WORK REQUIRED ->
Please count how many lines below contain the word "icon" and reply with only that number.

Stored dataset items:
•••
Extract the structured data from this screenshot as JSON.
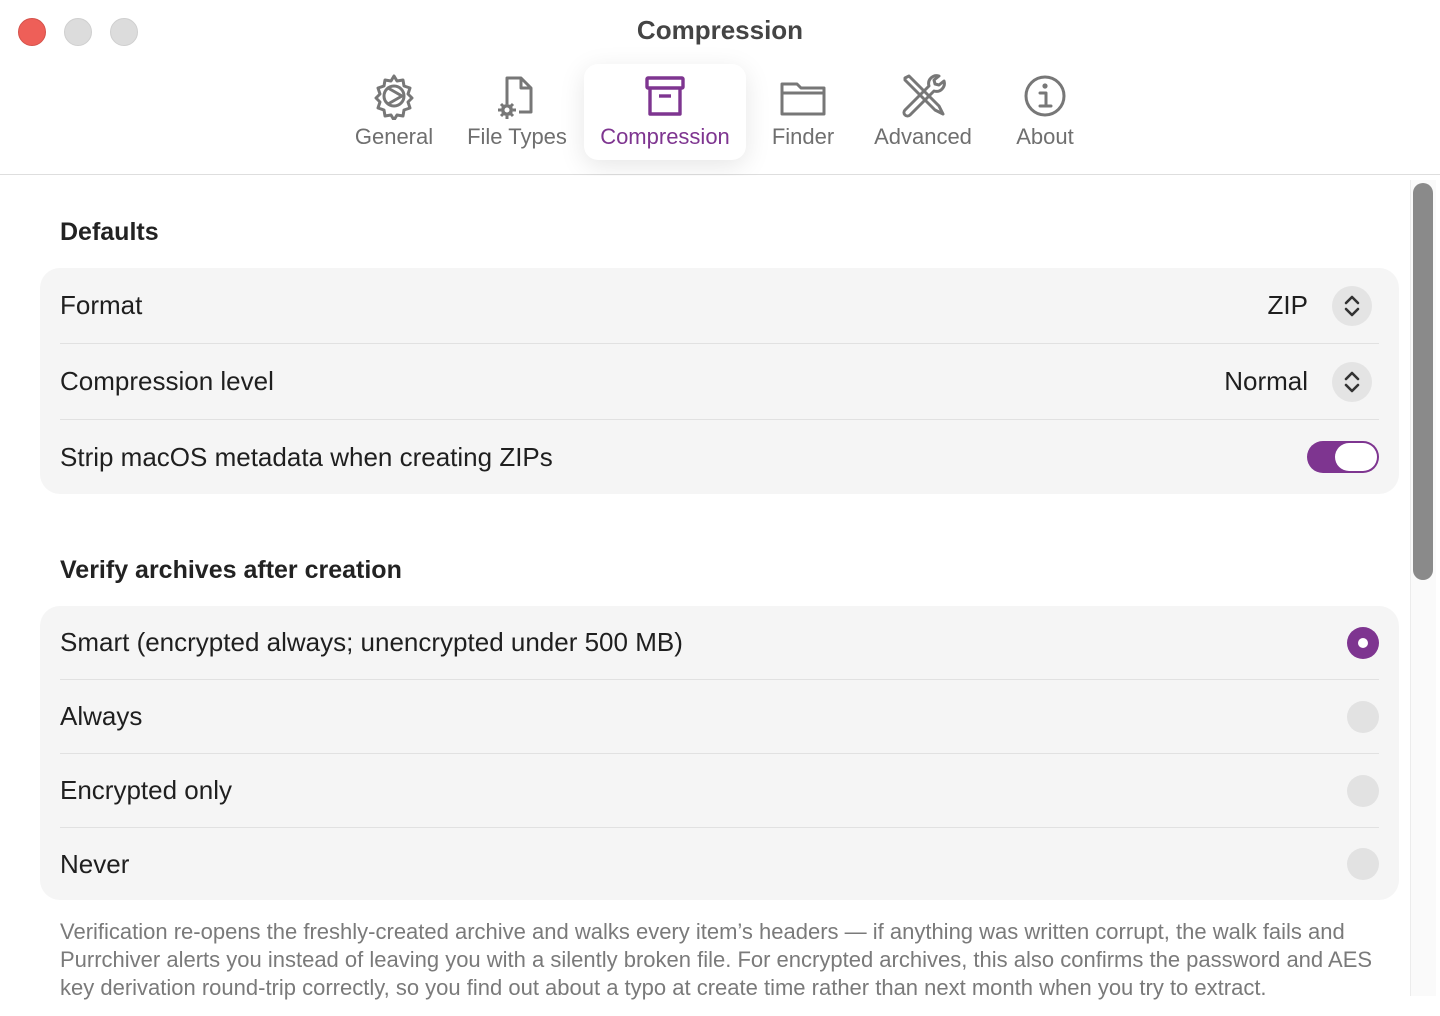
{
  "window": {
    "title": "Compression"
  },
  "tabs": [
    {
      "label": "General",
      "icon": "gear-icon"
    },
    {
      "label": "File Types",
      "icon": "document-gear-icon"
    },
    {
      "label": "Compression",
      "icon": "archive-box-icon",
      "selected": true
    },
    {
      "label": "Finder",
      "icon": "folder-icon"
    },
    {
      "label": "Advanced",
      "icon": "tools-icon"
    },
    {
      "label": "About",
      "icon": "info-icon"
    }
  ],
  "defaults": {
    "header": "Defaults",
    "format_label": "Format",
    "format_value": "ZIP",
    "level_label": "Compression level",
    "level_value": "Normal",
    "strip_label": "Strip macOS metadata when creating ZIPs",
    "strip_enabled": true
  },
  "verify": {
    "header": "Verify archives after creation",
    "options": [
      {
        "label": "Smart (encrypted always; unencrypted under 500 MB)",
        "selected": true
      },
      {
        "label": "Always",
        "selected": false
      },
      {
        "label": "Encrypted only",
        "selected": false
      },
      {
        "label": "Never",
        "selected": false
      }
    ],
    "footnote": "Verification re-opens the freshly-created archive and walks every item’s headers — if anything was written corrupt, the walk fails and Purrchiver alerts you instead of leaving you with a silently broken file. For encrypted archives, this also confirms the password and AES key derivation round-trip correctly, so you find out about a typo at create time rather than next month when you try to extract."
  },
  "colors": {
    "accent": "#7e3590",
    "close_button": "#ee5f58",
    "group_background": "#f5f5f5"
  }
}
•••
EXERCISE SOLUTION ->
6